I thought I was on the right path. I was interested in Geography, and it was a BSc – a science, academic. But one day, as I was walking my dog, I came across someone I used to know quite well. The mother of my best friend in primary school, excited to see me – and she asked if I was going to study English at university. I told her I was going to Durham to study Geography, and she was confused. “I always saw you studying literature,” she said, and I instantly panicked.
I called the university three weeks before the start of term and begged them to let me switch courses. It wasn’t possible – so, I forced myself to go. I pretended to be happy, to love my course, but soon pretending became exhausting and I wouldn’t get out of bed. It felt like I was back to square one. Sixteen, hiding in my house, wondering where it went wrong.
I felt excited again, and happy, and I suddenly knew that I was doing the right thing
By the end of November 2017, it became clear that I couldn’t take much more. I made one last final attempt to persuade the Head of English to take me on, and when I failed, I dropped out. I felt humiliated, and alone, and I spent my impromptu gap year paying for my mistakes – literally. Until I came across the website for Warwick’s English Literature and Creative Writing course.

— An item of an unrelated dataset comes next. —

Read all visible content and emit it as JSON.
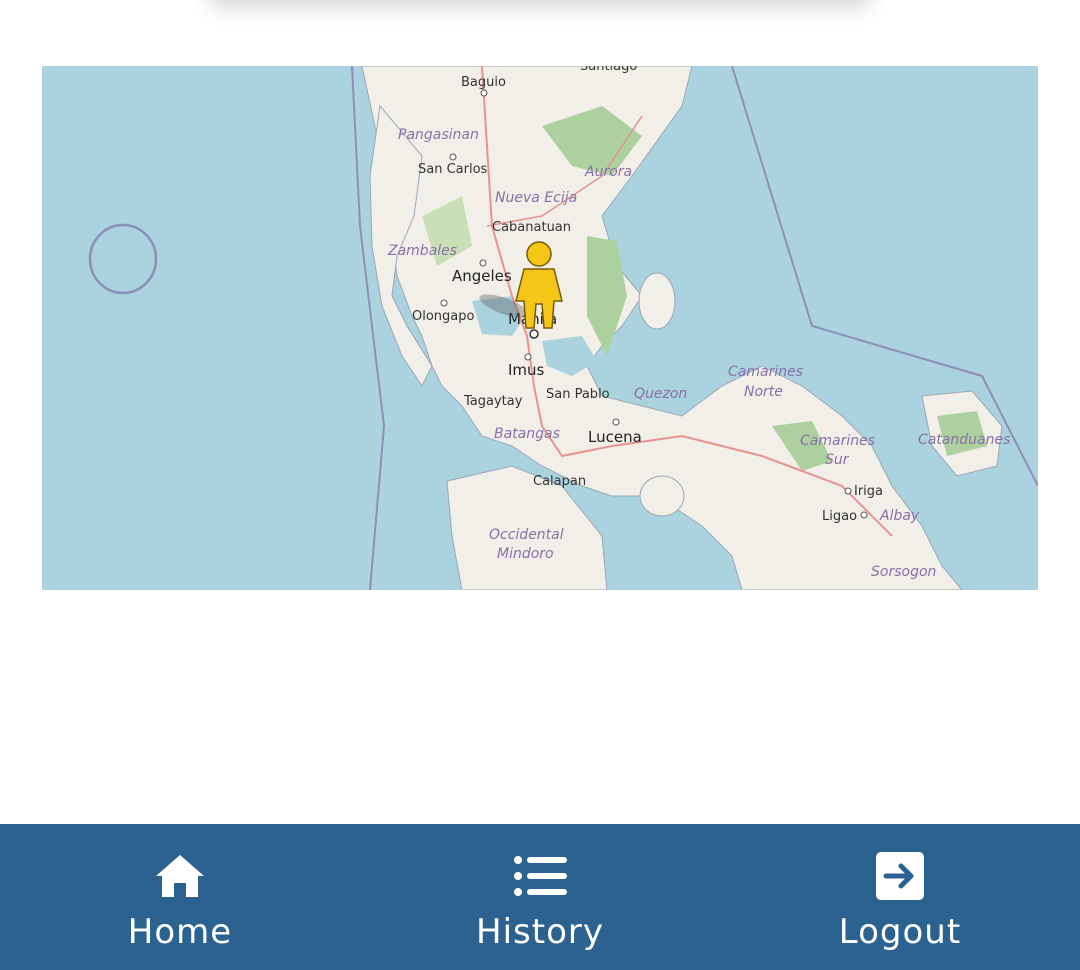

So, I did what I should have done to start off with – I applied. I sent in my portfolio, and I waited – and when UCAS told me I’d been accepted, I actually shrieked. I felt excited again, and happy, and I suddenly knew that I was doing the right thing. I began reading widely and passionately again, and this time I had gotten myself back into the fictional world.
And although I owe my passion for reading to my parents, Dr Seuss, and Mrs W – I also owe myself. I owe myself for allowing me to be happy. For allowing myself to do what I truly love. Because, in the famous words of my childhood philosopher: “You have brains in your head. You have feet in your shoes. You can steer yourself any direction you choose.”